The World Series of Poker is the annual series of events that brings the best of the best in the poker world, and while poker is an individual sport, nations are beginning to get recognition for their home-grown talent, similar to professional golf. For Canadians, there are always big names like Daniel Negreanu and Gavin Smith, but the uprising of young talented Canadian poker players is growing astronomically. This was no more evident then in Event #3 of the 2010 WSOP when Aadam Daya claimed the first win for a Canadian in this years’ World Series. Hopefully, Daya’s victory can kick-start a successful WSOP for Canadian poker talent in 2010.
In the third event of this year’s World Series of Poker, Canada made its initial mark with Aadam Daya taking home the bracelet in the $1000 entry, No-Limit Hold’Em event. The event attracted 4,345 entrants which made it the 6th largest field in a live poker tournament, and only the 2nd not to be the WSOP Main Event.

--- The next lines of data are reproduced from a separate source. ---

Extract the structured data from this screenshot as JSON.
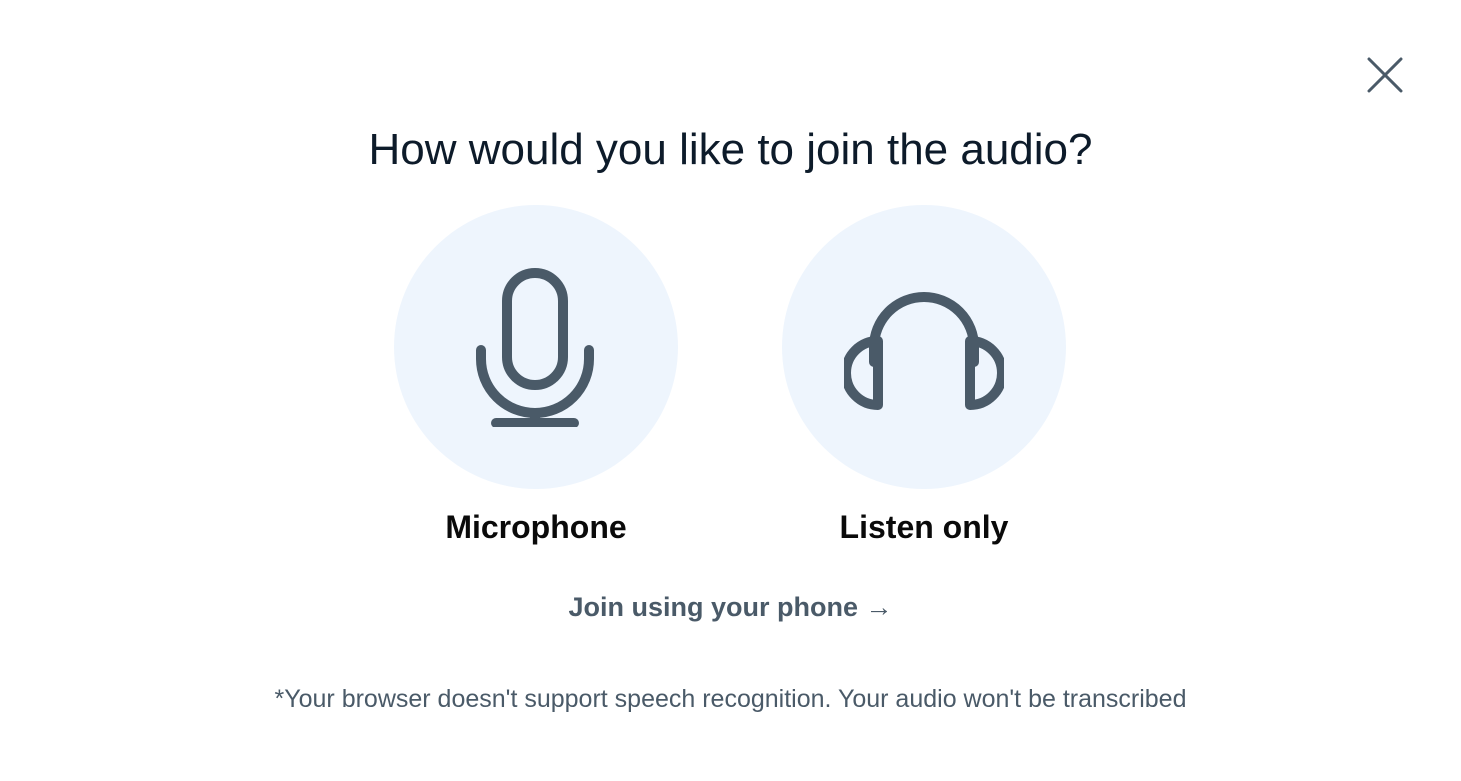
{
  "dialog": {
    "title": "How would you like to join the audio?",
    "close_icon": "close-icon",
    "options": [
      {
        "label": "Microphone",
        "icon": "microphone-icon"
      },
      {
        "label": "Listen only",
        "icon": "headphones-icon"
      }
    ],
    "phone_link_label": "Join using your phone →",
    "note": "*Your browser doesn't support speech recognition. Your audio won't be transcribed"
  },
  "colors": {
    "icon": "#4a5a68",
    "circle_bg": "#eef5fd",
    "title": "#0d1b2a",
    "label": "#0a0a0a",
    "secondary_text": "#4a5a68"
  }
}
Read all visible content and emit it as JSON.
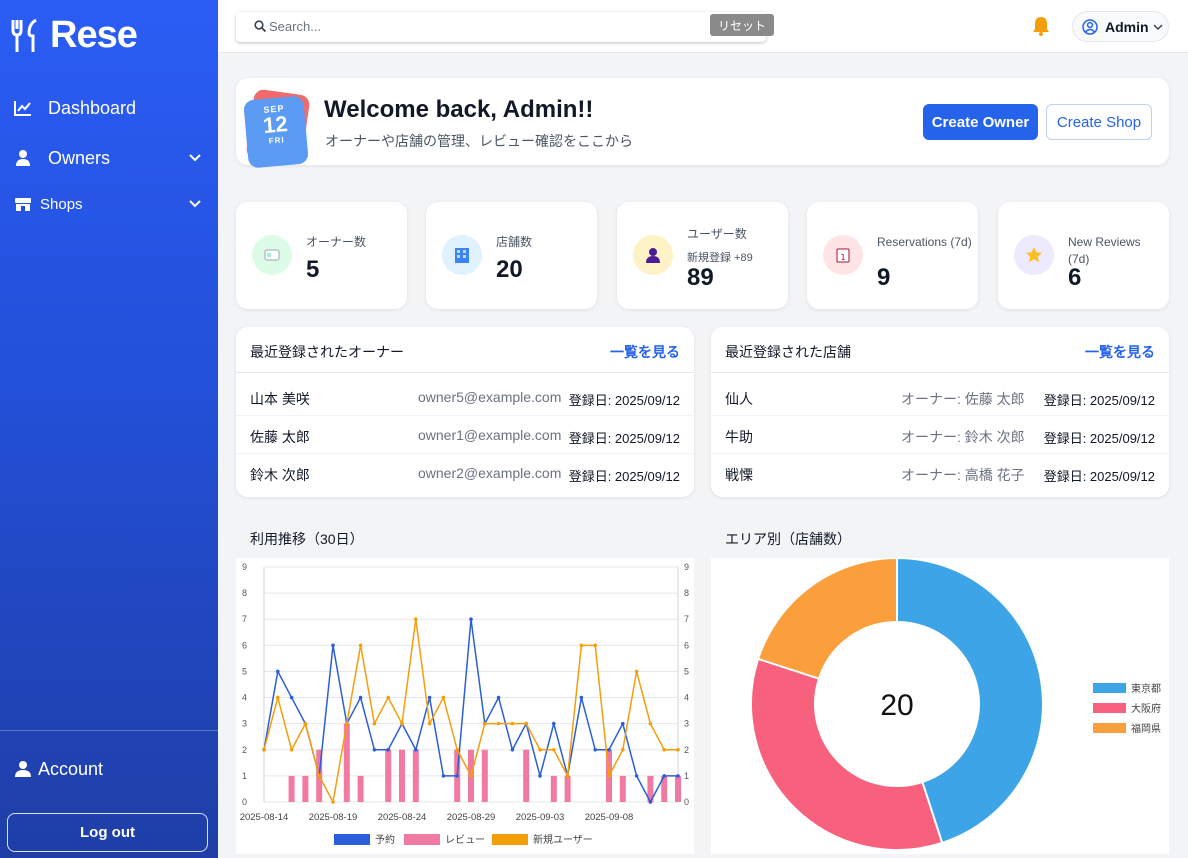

Although eight of the final nine poker players at the final table were from the U.S, it was Daya that managed to navigate through the “Southern storm” and beat them all to claim his first WSOP title. “I really think I got pretty lucky to get through so many players, Daya says, I was fortunate and I played well, but I also got lucky at the right times.” However, minimal luck was needed by the end, as the final hand of the tournament saw Daya’s Qd Qs up against Deepak Bhatti’s Kh 5s. Bhatti, who had been grinded down to the short stack for some time now, finally decided to take a stand and shoved all-in with the mediocre King high. Daya was willing to call with his pocket queens as a 72% favourite and was relieved when the final board showed Js 5h 4s Ac 3d, to let his queen’s hold up.
For his victory, Daya collected $625,872 in prize money and says that although “this (the money) is going to make things a bit easier for me….it will not change me.” A modest and humble poker champion who is 31 years old and works as a business analyst in Toronto, Daya is ecstatic with his WSOP win as he says “it means I’ve accomplished something in poker that I’ve been trying got achieve for quite a while.”
When asked about achieving his dream of winning a WSOP title, Daya responded with “I dreamed about it, obviously. But I did not expect anything like this.” To win a WSOP title is a great accomplishment, but to do it by knocking off the 6th largest field ever makes it all the more impressive. Daya showed the world that the skill level of Canadian poker players is increasing quickly and it won’t be long until Canadians start making a name for themselves as one of the best poker nations in the world.
The 2010 WSOP showed that to the world, and it was Aadam Daya who got the ball rolling for Canadian poker.
Congratulations Aadam Daya.